**WHAT TO WORK ON**
Search for the word "contrib" in the entries. Each line that holds it should be copied.

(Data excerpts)

◆ ◆ ◆ ◆ ◆

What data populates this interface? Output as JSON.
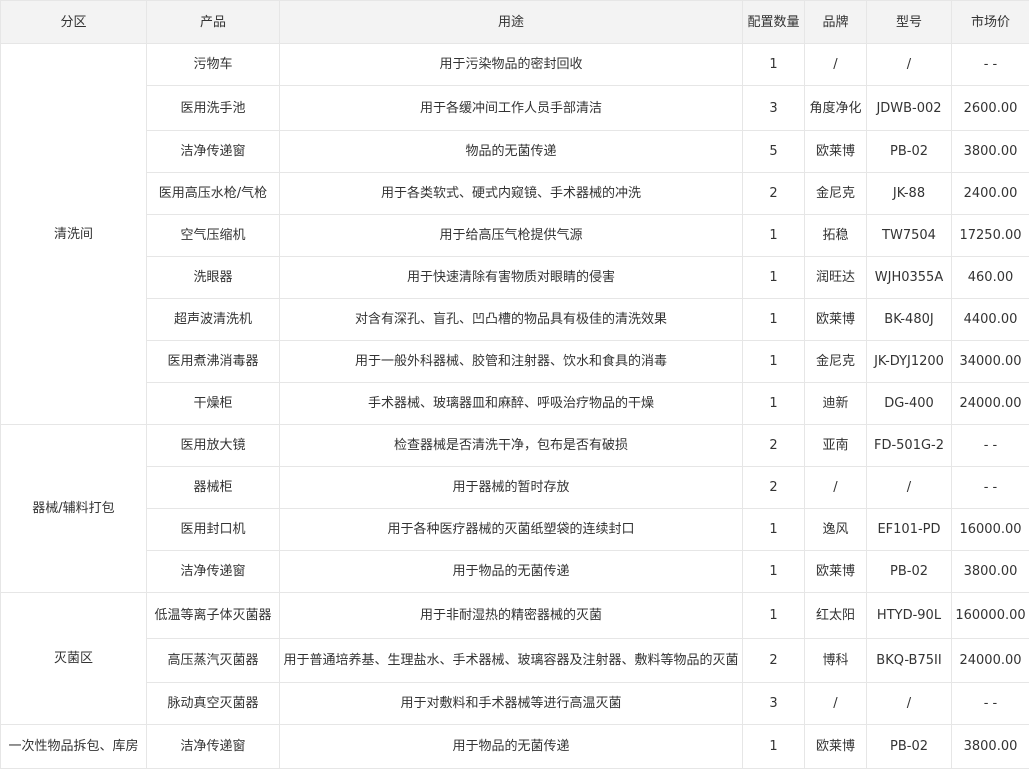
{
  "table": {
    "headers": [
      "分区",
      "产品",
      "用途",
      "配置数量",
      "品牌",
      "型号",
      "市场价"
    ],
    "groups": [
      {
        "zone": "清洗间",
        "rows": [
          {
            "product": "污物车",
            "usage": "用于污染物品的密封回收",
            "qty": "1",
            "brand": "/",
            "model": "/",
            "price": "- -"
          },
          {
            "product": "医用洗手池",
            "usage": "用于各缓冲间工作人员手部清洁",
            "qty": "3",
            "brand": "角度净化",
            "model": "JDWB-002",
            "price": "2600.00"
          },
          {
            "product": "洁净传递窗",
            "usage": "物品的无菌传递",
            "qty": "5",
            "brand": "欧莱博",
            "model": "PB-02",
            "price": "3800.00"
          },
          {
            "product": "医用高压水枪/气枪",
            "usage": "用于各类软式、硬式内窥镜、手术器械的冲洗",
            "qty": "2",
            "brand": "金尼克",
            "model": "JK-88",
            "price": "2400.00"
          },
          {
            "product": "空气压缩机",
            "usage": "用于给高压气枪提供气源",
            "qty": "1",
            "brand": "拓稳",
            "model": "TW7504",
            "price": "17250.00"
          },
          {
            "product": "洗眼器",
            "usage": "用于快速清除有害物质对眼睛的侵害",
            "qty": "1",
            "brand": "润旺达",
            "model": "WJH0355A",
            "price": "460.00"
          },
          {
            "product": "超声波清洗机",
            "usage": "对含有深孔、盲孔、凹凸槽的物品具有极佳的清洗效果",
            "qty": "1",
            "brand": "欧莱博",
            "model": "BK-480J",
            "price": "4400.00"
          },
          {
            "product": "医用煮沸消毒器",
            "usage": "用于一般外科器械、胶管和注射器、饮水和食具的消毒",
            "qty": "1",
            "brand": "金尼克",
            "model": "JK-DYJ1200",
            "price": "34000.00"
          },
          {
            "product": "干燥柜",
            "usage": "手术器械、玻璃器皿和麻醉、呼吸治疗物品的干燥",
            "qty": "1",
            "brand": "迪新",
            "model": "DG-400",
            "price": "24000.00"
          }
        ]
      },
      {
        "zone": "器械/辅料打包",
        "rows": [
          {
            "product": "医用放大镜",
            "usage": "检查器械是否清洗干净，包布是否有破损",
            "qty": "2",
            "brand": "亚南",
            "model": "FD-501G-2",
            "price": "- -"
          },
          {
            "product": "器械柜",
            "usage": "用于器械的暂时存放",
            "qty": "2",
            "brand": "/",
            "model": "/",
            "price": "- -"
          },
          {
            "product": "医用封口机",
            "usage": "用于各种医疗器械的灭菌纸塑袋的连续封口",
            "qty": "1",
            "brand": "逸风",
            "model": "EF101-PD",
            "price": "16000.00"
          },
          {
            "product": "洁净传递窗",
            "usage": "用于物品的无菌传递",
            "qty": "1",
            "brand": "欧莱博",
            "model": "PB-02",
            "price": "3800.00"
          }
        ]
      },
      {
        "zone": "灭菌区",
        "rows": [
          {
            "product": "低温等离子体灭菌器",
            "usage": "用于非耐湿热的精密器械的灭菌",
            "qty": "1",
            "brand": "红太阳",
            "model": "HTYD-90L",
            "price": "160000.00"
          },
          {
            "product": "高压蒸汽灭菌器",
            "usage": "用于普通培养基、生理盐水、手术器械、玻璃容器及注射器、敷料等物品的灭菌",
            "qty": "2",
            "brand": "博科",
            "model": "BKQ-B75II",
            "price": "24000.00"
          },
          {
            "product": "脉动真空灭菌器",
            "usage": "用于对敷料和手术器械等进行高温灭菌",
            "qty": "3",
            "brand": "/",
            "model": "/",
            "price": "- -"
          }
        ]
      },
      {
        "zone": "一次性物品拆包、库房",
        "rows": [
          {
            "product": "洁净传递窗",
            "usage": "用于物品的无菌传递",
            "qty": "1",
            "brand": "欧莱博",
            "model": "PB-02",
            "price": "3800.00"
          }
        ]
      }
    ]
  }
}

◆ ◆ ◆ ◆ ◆

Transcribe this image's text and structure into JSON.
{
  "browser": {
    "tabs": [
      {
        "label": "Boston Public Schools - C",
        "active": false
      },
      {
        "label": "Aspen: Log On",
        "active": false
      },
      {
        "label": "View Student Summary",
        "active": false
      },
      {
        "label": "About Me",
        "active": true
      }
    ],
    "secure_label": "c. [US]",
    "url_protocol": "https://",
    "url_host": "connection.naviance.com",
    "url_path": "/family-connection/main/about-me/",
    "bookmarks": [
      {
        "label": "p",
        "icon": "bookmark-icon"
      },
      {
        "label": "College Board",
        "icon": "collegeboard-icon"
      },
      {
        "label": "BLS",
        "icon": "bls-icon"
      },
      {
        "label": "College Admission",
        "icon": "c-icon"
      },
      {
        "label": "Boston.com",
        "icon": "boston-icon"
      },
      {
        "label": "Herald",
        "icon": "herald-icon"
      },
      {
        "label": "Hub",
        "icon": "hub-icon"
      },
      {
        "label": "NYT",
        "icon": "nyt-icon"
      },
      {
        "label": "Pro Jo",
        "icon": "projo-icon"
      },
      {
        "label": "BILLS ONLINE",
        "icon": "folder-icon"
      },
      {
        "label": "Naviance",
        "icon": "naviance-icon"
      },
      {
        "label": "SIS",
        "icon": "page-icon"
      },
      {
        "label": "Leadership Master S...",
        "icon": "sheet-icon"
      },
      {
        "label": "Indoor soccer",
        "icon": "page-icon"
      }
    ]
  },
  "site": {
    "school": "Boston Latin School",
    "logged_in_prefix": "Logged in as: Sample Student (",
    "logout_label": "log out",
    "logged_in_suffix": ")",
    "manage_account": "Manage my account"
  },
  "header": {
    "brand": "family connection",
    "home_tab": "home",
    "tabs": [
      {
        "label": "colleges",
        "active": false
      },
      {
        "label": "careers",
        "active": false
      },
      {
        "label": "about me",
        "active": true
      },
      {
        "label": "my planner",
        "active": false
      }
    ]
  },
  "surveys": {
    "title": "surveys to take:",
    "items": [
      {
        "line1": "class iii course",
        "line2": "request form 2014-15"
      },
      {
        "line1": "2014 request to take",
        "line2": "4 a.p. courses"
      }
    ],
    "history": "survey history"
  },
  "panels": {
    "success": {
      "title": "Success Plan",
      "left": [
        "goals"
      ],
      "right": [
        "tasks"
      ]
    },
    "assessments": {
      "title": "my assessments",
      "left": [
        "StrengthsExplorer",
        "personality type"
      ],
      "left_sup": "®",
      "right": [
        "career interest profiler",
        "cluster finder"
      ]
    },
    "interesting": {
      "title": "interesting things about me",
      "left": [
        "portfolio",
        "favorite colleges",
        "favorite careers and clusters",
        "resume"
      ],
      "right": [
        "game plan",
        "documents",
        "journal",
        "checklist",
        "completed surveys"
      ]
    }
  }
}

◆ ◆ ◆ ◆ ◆

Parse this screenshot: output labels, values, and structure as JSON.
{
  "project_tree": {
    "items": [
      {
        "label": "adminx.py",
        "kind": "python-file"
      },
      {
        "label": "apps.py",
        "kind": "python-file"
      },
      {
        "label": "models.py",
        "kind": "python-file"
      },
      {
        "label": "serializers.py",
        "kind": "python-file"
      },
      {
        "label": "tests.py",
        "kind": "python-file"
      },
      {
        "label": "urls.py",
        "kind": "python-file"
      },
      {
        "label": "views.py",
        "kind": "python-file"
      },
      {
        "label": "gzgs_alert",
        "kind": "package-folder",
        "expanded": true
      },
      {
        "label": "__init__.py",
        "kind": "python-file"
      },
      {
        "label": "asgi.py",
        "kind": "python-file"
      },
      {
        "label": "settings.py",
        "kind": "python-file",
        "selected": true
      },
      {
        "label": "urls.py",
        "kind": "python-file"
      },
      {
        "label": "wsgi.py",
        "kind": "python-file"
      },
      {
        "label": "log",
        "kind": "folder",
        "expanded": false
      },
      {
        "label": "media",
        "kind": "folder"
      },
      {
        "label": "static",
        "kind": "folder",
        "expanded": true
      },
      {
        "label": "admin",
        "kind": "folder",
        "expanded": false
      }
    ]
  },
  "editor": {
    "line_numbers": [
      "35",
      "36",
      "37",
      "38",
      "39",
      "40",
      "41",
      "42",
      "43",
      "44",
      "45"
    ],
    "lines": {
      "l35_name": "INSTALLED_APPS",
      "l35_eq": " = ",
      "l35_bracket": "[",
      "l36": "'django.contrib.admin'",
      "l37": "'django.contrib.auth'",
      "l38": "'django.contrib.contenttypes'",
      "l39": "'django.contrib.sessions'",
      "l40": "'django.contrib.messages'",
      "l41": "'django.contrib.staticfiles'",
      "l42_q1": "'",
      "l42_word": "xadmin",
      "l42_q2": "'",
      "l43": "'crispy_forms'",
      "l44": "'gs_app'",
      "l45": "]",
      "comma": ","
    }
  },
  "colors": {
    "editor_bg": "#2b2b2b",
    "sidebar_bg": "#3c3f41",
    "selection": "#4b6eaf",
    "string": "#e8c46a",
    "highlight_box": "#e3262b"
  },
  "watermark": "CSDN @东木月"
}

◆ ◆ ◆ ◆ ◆

**EXERCISE RESPONSE**
      "l36": "'django.contrib.admin'",
      "l37": "'django.contrib.auth'",
      "l38": "'django.contrib.contenttypes'",
      "l39": "'django.contrib.sessions'",
      "l40": "'django.contrib.messages'",
      "l41": "'django.contrib.staticfiles'",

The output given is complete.